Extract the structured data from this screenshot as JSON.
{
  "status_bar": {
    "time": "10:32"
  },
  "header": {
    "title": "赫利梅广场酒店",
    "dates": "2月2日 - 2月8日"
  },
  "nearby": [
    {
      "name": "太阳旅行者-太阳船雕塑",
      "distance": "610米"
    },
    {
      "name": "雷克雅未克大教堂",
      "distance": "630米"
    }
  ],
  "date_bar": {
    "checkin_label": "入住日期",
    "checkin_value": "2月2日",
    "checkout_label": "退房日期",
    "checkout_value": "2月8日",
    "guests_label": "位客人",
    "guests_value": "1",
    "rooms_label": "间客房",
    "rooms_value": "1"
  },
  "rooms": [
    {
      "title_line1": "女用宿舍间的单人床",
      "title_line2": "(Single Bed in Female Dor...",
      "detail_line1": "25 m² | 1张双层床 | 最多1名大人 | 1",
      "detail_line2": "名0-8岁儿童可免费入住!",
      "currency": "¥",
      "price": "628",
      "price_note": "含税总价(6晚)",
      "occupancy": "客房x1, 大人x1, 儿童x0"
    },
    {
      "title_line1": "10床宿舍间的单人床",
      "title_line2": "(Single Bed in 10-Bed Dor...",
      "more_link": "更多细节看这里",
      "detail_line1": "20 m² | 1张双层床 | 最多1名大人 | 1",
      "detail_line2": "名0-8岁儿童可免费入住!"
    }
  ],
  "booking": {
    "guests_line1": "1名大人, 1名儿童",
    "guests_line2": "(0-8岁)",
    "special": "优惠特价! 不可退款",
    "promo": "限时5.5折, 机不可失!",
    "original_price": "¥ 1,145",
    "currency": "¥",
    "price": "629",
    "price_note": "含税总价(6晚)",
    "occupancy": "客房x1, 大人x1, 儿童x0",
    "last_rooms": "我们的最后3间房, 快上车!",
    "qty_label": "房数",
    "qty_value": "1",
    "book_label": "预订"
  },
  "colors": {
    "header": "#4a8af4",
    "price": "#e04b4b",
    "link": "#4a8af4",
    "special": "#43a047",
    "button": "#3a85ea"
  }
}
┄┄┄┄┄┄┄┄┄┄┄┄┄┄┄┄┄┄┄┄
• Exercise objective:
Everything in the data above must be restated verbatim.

• Result of this task:
Extract the structured data from this screenshot as JSON.
{
  "status_bar": {
    "time": "10:32"
  },
  "header": {
    "title": "赫利梅广场酒店",
    "dates": "2月2日 - 2月8日"
  },
  "nearby": [
    {
      "name": "太阳旅行者-太阳船雕塑",
      "distance": "610米"
    },
    {
      "name": "雷克雅未克大教堂",
      "distance": "630米"
    }
  ],
  "date_bar": {
    "checkin_label": "入住日期",
    "checkin_value": "2月2日",
    "checkout_label": "退房日期",
    "checkout_value": "2月8日",
    "guests_label": "位客人",
    "guests_value": "1",
    "rooms_label": "间客房",
    "rooms_value": "1"
  },
  "rooms": [
    {
      "title_line1": "女用宿舍间的单人床",
      "title_line2": "(Single Bed in Female Dor...",
      "detail_line1": "25 m² | 1张双层床 | 最多1名大人 | 1",
      "detail_line2": "名0-8岁儿童可免费入住!",
      "currency": "¥",
      "price": "628",
      "price_note": "含税总价(6晚)",
      "occupancy": "客房x1, 大人x1, 儿童x0"
    },
    {
      "title_line1": "10床宿舍间的单人床",
      "title_line2": "(Single Bed in 10-Bed Dor...",
      "more_link": "更多细节看这里",
      "detail_line1": "20 m² | 1张双层床 | 最多1名大人 | 1",
      "detail_line2": "名0-8岁儿童可免费入住!"
    }
  ],
  "booking": {
    "guests_line1": "1名大人, 1名儿童",
    "guests_line2": "(0-8岁)",
    "special": "优惠特价! 不可退款",
    "promo": "限时5.5折, 机不可失!",
    "original_price": "¥ 1,145",
    "currency": "¥",
    "price": "629",
    "price_note": "含税总价(6晚)",
    "occupancy": "客房x1, 大人x1, 儿童x0",
    "last_rooms": "我们的最后3间房, 快上车!",
    "qty_label": "房数",
    "qty_value": "1",
    "book_label": "预订"
  },
  "colors": {
    "header": "#4a8af4",
    "price": "#e04b4b",
    "link": "#4a8af4",
    "special": "#43a047",
    "button": "#3a85ea"
  }
}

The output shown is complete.